In early November Robert McBride and I welcomed Karen Mittelman and Amy Cunningham of the Vermont Arts Council to Brattleboro to speak with community leaders and share some of recent research on Vermont's creative economy. We heard that Vermont has a higher share of jobs in creative industries (7% of all employment) than the average across the United States. The majority of those jobs are in design, specialty foods, and visual arts and crafts.
I’m looking forward to reading the final report and making the case for investment to help creative entrepreneurs to grow their businesses and thrive in Vermont. Many thanks to the Windham Regional Planning Commission for hosting our meeting.
UPDATE ON JUSTICE REINVESTMENT II
As most folks know I sit on the House Corrections and Institutions Committee. In Vermont we are seeing some concerning trends: an increase in state’s pre-trial population; prison facilities operating at 138 percent above their design capacity; and 30 percent rise in violent crime.
Many of us are pushing for some criminal justice and corrections policy reforms and I have been following the work of the Justice Reinvestment II. The working group has been led by Justice Center at the Council of State Governments with participation from representatives from all three branches of state government as well as criminal justice stakeholders. They have been collecting and analyzing data and have been sharing some of their findings with the Joint Justice Oversight Committee, and developing policy options for the legislature. If you would like to see their reports click HERE.
I am looking forward to using this research and working with my colleagues so we can identify possible opportunities to strengthen front-end programs and services to continue expanding connections to services and programs for people with higher risks and complex needs; provide services that are more consistent in quality, outcomes, and access across the state; ensure that incarcerated people are receiving the types of programming they need to best prepare them for successful reentry and lower recidivism; develop policies to advance evidence-based practices in probation, parole, and furlough supervision; identify how behavioral health needs identified and met as a person interacts with and moves through criminal justice settings across the state and understand where there are the gaps, and how collaboration and funding across and beyond state agencies can close these gaps. It is a long and ambitious list, but working across party lines and with the three branches of government and stakeholders, I believe we can make some positive change.

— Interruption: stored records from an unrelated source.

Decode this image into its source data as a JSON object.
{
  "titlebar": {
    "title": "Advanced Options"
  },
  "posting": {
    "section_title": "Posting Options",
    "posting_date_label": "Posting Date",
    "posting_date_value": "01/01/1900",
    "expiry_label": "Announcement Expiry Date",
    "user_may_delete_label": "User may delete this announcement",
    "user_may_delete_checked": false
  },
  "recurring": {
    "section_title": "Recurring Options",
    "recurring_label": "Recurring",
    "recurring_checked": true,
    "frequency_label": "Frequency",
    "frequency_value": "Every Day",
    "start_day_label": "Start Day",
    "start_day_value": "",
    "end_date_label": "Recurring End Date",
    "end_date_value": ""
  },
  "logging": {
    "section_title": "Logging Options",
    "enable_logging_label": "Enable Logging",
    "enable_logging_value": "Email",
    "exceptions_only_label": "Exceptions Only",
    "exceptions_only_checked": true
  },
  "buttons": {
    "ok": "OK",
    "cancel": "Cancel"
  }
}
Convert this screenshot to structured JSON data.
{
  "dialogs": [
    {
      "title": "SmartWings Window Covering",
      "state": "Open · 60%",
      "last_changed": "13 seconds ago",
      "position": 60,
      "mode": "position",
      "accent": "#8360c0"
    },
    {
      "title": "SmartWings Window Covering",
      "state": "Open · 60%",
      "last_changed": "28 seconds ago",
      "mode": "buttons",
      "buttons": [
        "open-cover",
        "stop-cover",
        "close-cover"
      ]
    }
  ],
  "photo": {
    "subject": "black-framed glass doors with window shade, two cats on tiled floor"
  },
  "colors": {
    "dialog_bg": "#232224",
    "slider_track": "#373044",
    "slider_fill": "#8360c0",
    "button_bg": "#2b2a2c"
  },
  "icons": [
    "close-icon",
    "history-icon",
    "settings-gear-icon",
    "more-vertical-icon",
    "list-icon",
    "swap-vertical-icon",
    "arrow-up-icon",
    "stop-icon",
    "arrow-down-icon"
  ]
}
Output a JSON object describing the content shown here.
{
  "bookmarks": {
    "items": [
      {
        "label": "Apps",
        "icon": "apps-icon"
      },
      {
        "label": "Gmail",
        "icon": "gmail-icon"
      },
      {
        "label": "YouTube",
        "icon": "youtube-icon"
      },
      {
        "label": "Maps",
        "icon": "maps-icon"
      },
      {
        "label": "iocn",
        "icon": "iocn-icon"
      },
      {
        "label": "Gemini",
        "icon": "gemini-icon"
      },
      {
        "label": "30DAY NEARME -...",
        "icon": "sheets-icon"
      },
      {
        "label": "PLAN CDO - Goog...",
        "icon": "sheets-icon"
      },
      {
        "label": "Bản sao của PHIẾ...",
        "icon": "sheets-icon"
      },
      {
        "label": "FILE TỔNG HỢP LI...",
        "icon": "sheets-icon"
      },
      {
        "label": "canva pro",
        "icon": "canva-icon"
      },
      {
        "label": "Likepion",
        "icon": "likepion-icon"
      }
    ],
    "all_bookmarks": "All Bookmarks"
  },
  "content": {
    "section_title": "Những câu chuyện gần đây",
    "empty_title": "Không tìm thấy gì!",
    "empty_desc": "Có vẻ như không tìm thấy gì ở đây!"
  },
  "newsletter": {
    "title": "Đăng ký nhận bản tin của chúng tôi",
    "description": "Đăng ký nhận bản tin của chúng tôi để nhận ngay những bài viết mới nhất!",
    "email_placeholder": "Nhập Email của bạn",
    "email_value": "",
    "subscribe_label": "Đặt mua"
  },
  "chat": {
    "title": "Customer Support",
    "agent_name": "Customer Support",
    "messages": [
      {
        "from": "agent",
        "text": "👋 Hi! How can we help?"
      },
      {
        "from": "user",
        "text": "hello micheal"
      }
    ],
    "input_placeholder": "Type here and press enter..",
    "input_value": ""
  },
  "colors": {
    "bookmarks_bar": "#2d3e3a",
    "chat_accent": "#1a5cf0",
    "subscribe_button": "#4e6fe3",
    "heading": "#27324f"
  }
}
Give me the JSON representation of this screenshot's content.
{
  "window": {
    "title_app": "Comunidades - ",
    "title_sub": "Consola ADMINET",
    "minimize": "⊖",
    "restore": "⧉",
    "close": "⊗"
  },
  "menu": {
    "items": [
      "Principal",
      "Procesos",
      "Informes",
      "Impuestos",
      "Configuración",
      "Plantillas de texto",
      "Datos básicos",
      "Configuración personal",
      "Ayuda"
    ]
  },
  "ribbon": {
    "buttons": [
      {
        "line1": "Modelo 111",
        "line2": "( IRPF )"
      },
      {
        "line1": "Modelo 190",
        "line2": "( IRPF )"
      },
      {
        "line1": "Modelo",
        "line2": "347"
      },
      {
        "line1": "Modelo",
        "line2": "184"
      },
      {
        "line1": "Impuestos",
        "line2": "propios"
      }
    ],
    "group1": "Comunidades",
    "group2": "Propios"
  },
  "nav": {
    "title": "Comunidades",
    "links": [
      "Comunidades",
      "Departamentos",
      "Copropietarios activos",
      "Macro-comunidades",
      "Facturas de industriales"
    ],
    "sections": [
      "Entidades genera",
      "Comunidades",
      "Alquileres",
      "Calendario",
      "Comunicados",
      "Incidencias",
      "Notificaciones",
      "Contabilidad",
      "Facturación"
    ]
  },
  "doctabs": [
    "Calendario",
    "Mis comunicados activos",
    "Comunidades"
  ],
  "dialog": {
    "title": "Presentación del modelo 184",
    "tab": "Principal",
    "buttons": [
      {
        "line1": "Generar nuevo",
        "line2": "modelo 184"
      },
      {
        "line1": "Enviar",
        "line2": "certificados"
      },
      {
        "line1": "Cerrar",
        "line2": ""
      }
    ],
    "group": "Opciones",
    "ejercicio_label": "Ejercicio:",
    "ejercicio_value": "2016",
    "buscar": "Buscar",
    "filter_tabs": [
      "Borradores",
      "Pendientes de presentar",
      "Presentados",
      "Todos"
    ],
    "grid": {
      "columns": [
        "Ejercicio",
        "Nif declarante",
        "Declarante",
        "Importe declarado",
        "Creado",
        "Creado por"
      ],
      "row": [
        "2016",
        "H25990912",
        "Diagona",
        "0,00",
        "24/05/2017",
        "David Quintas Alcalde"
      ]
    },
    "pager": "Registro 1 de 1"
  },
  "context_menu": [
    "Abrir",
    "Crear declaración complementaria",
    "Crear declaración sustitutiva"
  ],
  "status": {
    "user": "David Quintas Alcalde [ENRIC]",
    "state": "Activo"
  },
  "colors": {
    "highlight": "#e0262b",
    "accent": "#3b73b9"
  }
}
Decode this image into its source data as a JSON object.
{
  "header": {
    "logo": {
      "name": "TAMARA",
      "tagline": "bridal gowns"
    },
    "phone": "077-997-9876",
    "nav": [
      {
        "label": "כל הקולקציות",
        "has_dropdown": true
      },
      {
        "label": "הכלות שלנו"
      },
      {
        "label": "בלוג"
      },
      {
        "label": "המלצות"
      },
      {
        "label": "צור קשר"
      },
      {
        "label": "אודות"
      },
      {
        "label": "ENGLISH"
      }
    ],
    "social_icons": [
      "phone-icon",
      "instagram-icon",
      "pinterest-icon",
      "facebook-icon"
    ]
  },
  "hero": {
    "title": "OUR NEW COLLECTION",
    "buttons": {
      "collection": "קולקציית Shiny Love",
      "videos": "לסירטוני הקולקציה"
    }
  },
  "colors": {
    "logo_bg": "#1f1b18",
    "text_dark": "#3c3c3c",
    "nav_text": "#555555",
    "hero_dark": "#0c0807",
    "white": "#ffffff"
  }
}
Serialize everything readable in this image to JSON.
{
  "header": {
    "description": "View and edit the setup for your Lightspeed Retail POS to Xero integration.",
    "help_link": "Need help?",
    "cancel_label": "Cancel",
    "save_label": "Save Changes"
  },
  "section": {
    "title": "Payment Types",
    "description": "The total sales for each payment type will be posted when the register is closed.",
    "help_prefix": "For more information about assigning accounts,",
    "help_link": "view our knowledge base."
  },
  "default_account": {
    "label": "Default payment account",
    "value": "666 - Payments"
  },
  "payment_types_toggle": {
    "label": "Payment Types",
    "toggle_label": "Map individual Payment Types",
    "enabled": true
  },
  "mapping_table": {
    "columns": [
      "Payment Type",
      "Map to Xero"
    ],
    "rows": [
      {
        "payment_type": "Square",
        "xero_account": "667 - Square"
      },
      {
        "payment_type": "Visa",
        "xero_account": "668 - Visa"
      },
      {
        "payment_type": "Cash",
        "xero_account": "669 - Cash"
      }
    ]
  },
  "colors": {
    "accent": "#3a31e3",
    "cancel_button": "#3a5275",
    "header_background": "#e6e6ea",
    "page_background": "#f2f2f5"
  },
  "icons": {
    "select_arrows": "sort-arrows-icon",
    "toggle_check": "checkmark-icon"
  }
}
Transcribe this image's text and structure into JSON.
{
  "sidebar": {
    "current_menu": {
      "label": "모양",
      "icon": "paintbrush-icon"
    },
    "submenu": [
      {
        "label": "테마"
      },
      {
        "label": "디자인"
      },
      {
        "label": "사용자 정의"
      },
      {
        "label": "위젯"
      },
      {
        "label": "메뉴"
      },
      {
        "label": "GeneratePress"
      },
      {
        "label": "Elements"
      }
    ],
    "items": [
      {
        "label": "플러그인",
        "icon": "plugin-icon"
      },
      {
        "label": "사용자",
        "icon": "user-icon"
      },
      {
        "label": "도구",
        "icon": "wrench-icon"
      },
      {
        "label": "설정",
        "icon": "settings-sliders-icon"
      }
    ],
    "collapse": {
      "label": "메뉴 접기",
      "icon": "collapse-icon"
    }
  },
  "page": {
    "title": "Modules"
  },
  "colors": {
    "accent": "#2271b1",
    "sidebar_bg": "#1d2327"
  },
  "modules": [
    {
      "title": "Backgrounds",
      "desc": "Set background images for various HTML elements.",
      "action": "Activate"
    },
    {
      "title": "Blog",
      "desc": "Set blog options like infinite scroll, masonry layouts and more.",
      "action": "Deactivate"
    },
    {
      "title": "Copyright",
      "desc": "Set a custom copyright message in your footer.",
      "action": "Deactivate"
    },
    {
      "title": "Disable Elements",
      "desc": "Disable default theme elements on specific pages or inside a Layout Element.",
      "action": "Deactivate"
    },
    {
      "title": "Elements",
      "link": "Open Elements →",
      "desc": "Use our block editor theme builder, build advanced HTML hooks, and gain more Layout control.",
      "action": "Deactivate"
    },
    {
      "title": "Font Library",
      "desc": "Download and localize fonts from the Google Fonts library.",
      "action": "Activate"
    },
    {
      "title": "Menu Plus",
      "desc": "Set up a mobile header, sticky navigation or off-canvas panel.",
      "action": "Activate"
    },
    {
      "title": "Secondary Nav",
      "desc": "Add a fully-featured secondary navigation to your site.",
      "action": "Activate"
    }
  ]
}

Wednesday, December 11 Public Hearing hosted by the Rural Economic Development Working Group (REDWnG) 6-8PM at the State House, Room 11 I am a member of REDWnG - a tri-partisan group of legislators that focuses on rural economic development issues in Vermont. The aim of this upcoming public hearing is to gather input from folks in rural Vermont on issues important to them which can guide decisions made in the upcoming legislative session. If you cannot make it in person, you send written testimony by Dec. 10th to me or Rep. Charlie Kimbell and we will include it in the public record.
Saturday + Sunday, January 4 + 5 Coffee with Coffey Hours first Saturdays in Vernon 10-11am and first Sundays in Guilford 3-4pm In January I will resume my monthly Coffee with Coffey hours: the first Saturdays at the Vernon Free Library from 10-11am and first Sundays at the Guilford Country Store from 3-4pm. Stop by for a few minutes or for the full hour. Hope to see folks!
Thanks for being an engaged community member. It's a real privilege to serve Guilford and Vernon in the Vermont Assembly.
Please stay in touch!
Best wishes, Sara